START Records for processing

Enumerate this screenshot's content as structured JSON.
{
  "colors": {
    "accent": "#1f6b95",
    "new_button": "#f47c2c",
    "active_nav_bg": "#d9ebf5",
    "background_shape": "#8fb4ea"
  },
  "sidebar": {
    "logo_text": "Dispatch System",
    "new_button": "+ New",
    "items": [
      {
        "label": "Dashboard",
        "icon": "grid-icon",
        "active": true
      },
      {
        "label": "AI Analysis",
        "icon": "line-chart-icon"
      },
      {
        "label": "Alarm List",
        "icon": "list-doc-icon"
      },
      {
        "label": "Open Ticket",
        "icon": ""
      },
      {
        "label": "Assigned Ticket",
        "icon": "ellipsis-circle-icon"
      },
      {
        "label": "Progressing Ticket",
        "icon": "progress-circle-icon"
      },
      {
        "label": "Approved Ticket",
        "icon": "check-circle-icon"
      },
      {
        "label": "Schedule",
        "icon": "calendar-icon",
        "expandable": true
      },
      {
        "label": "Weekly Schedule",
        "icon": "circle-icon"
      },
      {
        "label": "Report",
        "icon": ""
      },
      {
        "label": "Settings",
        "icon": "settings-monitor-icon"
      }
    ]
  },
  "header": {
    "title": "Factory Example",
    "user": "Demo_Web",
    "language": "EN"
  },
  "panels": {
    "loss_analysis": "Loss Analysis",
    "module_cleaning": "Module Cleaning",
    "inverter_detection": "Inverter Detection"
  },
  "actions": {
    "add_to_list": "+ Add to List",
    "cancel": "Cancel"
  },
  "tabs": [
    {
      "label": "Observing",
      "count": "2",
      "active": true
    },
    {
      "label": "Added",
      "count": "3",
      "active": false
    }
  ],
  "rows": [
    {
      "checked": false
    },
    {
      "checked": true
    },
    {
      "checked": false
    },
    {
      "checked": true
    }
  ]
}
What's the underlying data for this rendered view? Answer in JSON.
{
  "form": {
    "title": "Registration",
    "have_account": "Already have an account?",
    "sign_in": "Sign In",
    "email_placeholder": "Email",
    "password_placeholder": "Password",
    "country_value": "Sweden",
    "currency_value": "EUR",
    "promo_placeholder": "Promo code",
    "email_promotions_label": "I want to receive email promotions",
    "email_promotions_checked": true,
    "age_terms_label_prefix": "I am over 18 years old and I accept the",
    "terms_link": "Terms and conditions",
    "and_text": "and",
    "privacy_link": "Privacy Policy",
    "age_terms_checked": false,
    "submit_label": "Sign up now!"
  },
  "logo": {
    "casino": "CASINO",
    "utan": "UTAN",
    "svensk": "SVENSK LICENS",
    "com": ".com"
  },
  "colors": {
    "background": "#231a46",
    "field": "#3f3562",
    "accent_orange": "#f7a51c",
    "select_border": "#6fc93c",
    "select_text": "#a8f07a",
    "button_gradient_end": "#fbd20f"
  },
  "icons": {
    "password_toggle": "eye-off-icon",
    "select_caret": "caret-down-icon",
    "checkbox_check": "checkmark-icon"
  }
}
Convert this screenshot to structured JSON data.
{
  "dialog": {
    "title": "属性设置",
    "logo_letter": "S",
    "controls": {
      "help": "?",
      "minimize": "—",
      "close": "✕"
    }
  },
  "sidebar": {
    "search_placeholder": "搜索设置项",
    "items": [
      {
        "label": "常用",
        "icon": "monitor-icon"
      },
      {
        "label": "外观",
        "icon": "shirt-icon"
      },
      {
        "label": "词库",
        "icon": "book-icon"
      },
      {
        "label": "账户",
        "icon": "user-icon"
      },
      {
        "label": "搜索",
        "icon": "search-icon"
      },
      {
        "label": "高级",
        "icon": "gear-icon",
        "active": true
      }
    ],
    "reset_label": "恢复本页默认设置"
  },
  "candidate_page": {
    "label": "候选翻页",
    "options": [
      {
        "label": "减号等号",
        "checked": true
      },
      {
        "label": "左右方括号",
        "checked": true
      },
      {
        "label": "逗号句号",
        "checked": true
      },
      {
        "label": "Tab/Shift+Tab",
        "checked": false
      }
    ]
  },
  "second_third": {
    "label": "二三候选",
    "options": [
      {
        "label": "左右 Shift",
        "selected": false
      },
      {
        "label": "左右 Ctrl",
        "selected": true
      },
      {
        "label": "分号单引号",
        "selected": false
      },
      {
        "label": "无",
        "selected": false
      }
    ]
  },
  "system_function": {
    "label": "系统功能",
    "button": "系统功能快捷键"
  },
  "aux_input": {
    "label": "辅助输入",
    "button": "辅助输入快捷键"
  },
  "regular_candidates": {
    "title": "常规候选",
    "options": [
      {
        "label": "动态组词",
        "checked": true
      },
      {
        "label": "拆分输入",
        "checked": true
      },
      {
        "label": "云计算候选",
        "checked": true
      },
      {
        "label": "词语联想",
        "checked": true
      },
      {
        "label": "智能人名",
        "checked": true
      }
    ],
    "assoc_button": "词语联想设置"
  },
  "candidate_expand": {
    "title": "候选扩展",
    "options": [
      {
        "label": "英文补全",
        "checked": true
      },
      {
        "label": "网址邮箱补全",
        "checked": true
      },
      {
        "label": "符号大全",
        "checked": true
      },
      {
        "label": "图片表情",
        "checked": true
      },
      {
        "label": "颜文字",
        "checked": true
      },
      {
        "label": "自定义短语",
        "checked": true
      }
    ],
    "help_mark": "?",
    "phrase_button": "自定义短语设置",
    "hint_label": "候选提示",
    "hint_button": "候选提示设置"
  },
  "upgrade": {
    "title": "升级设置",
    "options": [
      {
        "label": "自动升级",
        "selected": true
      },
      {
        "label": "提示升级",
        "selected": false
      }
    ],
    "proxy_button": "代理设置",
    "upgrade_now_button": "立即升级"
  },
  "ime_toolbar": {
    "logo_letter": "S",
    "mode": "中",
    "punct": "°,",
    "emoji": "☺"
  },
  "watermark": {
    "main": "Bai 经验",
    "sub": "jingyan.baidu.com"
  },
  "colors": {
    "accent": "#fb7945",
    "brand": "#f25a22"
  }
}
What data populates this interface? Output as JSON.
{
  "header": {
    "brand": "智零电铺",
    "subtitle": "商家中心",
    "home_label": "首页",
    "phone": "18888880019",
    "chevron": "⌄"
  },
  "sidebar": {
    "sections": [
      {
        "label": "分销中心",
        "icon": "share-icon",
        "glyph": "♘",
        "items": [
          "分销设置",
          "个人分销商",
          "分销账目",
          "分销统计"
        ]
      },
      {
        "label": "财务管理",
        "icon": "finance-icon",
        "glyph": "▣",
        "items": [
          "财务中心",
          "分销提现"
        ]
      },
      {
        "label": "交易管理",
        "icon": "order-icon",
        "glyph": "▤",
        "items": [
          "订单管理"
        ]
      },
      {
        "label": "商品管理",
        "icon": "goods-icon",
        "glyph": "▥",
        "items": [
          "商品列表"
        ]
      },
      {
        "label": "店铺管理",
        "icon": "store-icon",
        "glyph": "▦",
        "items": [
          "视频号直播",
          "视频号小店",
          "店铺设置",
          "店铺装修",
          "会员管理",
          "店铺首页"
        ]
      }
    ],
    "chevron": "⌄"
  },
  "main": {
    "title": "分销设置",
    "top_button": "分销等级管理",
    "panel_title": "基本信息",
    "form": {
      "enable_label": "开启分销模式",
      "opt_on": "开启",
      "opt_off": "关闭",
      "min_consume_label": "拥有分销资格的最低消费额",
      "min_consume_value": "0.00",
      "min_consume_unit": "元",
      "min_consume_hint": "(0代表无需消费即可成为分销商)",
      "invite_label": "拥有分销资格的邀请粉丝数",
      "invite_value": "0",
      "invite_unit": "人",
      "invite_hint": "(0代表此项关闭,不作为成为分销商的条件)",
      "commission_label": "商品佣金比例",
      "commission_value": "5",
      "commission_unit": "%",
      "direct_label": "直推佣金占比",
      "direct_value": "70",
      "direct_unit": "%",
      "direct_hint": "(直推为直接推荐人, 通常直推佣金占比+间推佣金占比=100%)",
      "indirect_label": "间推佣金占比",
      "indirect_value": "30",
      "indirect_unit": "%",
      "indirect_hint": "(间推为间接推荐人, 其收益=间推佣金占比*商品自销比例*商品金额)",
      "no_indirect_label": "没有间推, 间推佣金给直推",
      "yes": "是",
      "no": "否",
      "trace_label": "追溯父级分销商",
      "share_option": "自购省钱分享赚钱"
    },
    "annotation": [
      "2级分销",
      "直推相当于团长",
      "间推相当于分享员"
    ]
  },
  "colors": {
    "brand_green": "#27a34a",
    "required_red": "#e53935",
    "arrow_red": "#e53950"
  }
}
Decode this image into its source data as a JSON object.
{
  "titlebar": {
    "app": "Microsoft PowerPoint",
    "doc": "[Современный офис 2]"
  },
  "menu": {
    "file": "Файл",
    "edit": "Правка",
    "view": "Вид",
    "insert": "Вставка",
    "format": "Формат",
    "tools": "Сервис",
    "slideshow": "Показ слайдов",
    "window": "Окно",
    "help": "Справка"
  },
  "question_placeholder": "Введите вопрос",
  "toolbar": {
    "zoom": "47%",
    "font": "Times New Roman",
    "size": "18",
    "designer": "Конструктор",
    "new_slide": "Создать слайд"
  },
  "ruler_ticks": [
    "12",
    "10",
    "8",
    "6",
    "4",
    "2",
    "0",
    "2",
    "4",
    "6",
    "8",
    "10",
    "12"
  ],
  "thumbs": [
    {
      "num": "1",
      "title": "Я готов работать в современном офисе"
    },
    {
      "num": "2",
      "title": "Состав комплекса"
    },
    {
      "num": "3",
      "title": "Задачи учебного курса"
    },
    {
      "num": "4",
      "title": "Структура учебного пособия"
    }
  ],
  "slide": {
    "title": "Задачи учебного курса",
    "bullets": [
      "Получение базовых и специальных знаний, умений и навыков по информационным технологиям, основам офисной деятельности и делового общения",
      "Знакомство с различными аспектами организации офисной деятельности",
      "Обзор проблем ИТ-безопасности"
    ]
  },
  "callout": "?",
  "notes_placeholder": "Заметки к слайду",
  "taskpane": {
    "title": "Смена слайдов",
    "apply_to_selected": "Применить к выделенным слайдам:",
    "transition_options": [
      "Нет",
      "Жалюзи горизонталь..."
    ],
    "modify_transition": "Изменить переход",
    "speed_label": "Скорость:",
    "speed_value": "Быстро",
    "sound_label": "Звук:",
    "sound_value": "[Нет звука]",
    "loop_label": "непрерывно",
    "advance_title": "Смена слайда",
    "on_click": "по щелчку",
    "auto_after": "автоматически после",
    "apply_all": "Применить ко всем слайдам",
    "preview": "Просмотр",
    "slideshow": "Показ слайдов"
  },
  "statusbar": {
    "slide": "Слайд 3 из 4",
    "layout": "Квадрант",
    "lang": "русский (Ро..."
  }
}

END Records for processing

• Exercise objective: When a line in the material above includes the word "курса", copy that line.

• Result of the task:
      "title": "Задачи учебного курса"
    "title": "Задачи учебного курса",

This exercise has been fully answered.